# WHAT IS EXPECTED
Restate the listing below word for word; no pictures belong in the copy.

# EXERCISE INPUT
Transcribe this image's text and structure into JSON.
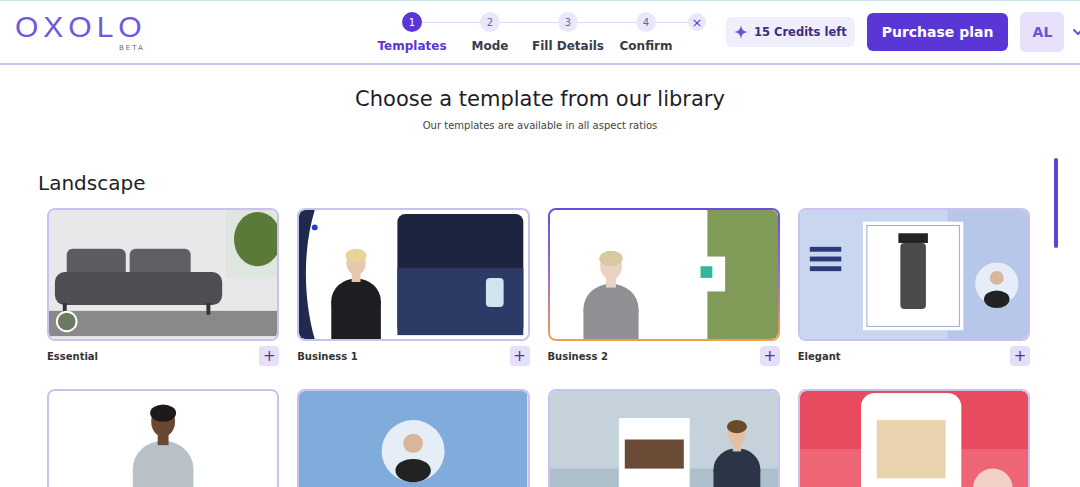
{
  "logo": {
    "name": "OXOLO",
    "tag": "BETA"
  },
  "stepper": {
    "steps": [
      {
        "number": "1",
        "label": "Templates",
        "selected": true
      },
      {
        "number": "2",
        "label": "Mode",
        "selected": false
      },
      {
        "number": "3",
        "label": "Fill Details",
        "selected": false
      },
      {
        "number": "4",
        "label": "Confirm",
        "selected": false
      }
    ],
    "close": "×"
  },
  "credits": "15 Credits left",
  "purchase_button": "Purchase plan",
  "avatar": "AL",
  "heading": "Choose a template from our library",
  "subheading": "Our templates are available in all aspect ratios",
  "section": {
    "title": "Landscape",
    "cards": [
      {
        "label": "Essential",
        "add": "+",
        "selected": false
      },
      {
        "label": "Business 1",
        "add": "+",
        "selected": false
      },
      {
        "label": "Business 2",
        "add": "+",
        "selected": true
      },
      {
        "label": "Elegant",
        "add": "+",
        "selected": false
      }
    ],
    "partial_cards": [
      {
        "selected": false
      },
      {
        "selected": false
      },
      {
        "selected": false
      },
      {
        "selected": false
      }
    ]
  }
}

# REPLY
Transcribe this image's text and structure into JSON.
{
  "logo": {
    "name": "OXOLO",
    "tag": "BETA"
  },
  "stepper": {
    "steps": [
      {
        "number": "1",
        "label": "Templates",
        "selected": true
      },
      {
        "number": "2",
        "label": "Mode",
        "selected": false
      },
      {
        "number": "3",
        "label": "Fill Details",
        "selected": false
      },
      {
        "number": "4",
        "label": "Confirm",
        "selected": false
      }
    ],
    "close": "×"
  },
  "credits": "15 Credits left",
  "purchase_button": "Purchase plan",
  "avatar": "AL",
  "heading": "Choose a template from our library",
  "subheading": "Our templates are available in all aspect ratios",
  "section": {
    "title": "Landscape",
    "cards": [
      {
        "label": "Essential",
        "add": "+",
        "selected": false
      },
      {
        "label": "Business 1",
        "add": "+",
        "selected": false
      },
      {
        "label": "Business 2",
        "add": "+",
        "selected": true
      },
      {
        "label": "Elegant",
        "add": "+",
        "selected": false
      }
    ],
    "partial_cards": [
      {
        "selected": false
      },
      {
        "selected": false
      },
      {
        "selected": false
      },
      {
        "selected": false
      }
    ]
  }
}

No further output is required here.